We closed on a refinance 2 days ago, so I have one more day to cancel. My question concerns having one spouse's (vs. both) name in the mortgage: I didn’t really want both our names on the mortgage because I didn’t want for both of us to incur the debt obligation. The lender, of course, would love to have as many names to hold liable as possible. So anyway, the loan is in my name and because I’m a generous kind of guy, the deed remains in both our names. There are a few advantages to this approach (I think): - the spouse is removed for the home’s financial obligation, yet retains ownership for legal purposes - fewer obligations for the spouse equates to more credit to make additional purchases (she’d have a *zero* debt to income ratio) - if something unforeseen happens to either of our credit rating (identity theft maybe), the one of us would not bring down the credit of the other - if the case of divorce, having one name on a mortgage would simplify the asset negotiations (having both names in a loan would pretty much require a home sale or refinance to get the mortgage under one person) What are the disadvantages? This part I am afraid I have not really thought out. - if I die, then a refinance would be mandated unless the surviving spouse is able to assume the mortgage (subject to the lender approval) - what are other considerations and disadvantages?
I agree with your analysis of the pros and cons of putting one name on a mortgage. In general, if a couple qualifies for a mortgage with only one person, the couple will have much more flexibility when dealing with unforeseen financial setbacks or divorce. The language I use to express it is this: Make one spouse a financial and credit history life boat. If a couple's financial world is turned upside down one spouse will have a strong credit history to rely on. As you mentioned, if there is a divorce usually one person will want the marital residence. If both names are on the mortgage, there is a 100% chance of a refinance or sale to split the asset. If one name is one the home there is a 50% chance of a refinance.
You asked for other considerations and disadvantages.
1) You mentioned you live in Colorado, which is a common law state regarding marital property. Readers in the 10 community property states may have a more complicated analysis.
2) Consider life insurance for both spouses with a benefit that is greater than the balance of the mortgage. In the event of one spouse's death, the surviving spouse will have cash available to retire the debt completely or pay down a substantial amount of the balance to refinance at a fraction of the property's value.
3) Put the property title in a living trust. Upon the death of a spouse, the property's ownership will pass to the beneficiary without going through the probate process. This can save the surviving spouse a large amount in taxes. However, the tax benefit varies by each situation and state law. Therefore, consult with an attorney experienced in estate planning to discuss putting the property in a trust.

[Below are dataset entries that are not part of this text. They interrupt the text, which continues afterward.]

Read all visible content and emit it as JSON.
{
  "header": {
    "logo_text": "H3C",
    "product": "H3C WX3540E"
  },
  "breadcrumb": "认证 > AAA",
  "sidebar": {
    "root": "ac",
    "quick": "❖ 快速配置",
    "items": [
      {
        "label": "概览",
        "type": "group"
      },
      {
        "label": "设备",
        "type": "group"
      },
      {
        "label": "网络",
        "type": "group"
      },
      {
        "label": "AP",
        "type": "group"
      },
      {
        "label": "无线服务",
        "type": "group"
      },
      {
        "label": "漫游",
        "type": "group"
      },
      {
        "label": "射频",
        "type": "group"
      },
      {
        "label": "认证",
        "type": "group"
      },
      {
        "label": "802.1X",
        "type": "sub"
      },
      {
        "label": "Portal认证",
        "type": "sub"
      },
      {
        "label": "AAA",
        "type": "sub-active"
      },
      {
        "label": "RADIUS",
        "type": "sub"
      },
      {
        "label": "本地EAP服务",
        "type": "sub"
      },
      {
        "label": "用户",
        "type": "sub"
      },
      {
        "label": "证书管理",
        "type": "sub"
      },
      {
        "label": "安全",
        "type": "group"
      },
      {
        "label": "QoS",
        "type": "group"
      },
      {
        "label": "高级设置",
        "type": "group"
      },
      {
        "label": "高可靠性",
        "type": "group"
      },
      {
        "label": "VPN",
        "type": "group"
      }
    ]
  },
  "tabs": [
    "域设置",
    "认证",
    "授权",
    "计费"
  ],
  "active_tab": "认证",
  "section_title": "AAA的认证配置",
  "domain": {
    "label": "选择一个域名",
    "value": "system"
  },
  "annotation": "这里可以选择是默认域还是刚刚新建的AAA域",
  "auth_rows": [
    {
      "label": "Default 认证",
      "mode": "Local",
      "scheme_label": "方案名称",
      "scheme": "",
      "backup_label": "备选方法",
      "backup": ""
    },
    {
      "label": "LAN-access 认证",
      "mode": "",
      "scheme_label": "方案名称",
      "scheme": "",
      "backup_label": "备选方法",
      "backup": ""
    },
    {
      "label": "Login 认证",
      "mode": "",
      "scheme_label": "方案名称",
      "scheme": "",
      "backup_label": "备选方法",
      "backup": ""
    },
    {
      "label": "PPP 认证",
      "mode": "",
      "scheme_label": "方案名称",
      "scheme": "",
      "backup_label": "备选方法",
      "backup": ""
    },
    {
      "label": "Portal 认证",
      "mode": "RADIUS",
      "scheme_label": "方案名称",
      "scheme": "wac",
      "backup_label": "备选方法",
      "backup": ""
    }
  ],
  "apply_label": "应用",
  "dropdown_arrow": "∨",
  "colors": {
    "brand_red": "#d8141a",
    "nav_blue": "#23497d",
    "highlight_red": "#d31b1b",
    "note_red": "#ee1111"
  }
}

4) Both spouses should get wills or update their wills if their circumstances have changed since their wills were written. Clarify the disposition of the residence if the property is not in a trust.
I agree with your plan to refinance with one spouse on the mortgage. Your work is not complete, however. As I mentioned, consult with an attorney with estate planning experience to put a more complete plan in place for handling your assets.
I hope this information helps you Find. Learn & Save.